### DATA RECORDS
%%

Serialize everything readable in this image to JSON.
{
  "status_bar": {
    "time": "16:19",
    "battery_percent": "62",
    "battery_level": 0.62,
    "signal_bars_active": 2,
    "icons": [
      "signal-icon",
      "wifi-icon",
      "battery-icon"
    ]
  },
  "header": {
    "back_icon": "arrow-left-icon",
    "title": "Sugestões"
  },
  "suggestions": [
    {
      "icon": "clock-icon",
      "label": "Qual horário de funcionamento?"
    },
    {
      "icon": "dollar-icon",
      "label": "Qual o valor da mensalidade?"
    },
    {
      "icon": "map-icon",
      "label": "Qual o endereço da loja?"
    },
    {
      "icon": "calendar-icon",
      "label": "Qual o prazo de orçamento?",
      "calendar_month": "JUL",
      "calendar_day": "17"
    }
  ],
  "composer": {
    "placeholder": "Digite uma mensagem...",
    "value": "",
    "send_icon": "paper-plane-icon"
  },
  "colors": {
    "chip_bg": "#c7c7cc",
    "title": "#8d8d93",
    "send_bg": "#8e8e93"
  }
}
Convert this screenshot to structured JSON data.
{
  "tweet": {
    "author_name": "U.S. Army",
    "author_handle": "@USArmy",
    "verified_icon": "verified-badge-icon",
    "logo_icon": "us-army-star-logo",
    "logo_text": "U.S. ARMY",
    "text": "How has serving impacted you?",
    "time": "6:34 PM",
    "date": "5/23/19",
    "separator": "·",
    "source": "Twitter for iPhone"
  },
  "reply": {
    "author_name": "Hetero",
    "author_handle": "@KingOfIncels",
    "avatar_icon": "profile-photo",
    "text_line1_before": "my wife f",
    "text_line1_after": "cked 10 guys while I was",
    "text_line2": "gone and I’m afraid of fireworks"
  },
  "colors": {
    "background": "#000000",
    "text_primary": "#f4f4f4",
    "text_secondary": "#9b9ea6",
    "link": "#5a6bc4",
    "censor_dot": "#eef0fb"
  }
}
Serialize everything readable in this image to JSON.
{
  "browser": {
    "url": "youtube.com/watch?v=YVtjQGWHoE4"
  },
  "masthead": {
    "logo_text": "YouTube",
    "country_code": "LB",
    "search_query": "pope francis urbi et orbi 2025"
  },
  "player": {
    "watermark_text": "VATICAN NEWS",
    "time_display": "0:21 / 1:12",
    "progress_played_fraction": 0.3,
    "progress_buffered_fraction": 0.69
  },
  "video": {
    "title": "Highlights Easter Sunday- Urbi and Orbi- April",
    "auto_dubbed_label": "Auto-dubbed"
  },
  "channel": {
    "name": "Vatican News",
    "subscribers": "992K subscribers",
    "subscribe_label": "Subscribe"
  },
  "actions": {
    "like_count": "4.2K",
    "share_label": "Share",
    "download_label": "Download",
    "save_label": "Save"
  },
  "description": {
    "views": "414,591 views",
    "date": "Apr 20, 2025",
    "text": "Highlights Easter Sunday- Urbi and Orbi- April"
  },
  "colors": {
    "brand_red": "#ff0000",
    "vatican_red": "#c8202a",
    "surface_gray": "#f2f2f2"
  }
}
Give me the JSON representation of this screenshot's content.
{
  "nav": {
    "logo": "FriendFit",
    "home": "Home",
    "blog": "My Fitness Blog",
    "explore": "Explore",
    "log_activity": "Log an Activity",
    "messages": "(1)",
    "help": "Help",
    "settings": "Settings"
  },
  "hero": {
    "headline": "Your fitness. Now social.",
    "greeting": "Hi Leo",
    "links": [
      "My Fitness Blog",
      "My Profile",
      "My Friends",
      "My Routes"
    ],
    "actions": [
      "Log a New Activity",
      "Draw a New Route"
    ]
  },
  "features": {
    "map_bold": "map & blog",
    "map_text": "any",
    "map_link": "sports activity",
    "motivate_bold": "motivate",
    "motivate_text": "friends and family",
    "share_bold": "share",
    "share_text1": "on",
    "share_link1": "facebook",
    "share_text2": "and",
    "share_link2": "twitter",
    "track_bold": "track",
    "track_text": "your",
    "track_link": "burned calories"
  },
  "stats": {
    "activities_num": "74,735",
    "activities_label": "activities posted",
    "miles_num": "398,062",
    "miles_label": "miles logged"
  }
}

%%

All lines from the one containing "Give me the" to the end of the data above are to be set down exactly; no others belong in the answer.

### WRITTEN RESPONSE
Give me the JSON representation of this screenshot's content.
{
  "nav": {
    "logo": "FriendFit",
    "home": "Home",
    "blog": "My Fitness Blog",
    "explore": "Explore",
    "log_activity": "Log an Activity",
    "messages": "(1)",
    "help": "Help",
    "settings": "Settings"
  },
  "hero": {
    "headline": "Your fitness. Now social.",
    "greeting": "Hi Leo",
    "links": [
      "My Fitness Blog",
      "My Profile",
      "My Friends",
      "My Routes"
    ],
    "actions": [
      "Log a New Activity",
      "Draw a New Route"
    ]
  },
  "features": {
    "map_bold": "map & blog",
    "map_text": "any",
    "map_link": "sports activity",
    "motivate_bold": "motivate",
    "motivate_text": "friends and family",
    "share_bold": "share",
    "share_text1": "on",
    "share_link1": "facebook",
    "share_text2": "and",
    "share_link2": "twitter",
    "track_bold": "track",
    "track_text": "your",
    "track_link": "burned calories"
  },
  "stats": {
    "activities_num": "74,735",
    "activities_label": "activities posted",
    "miles_num": "398,062",
    "miles_label": "miles logged"
  }
}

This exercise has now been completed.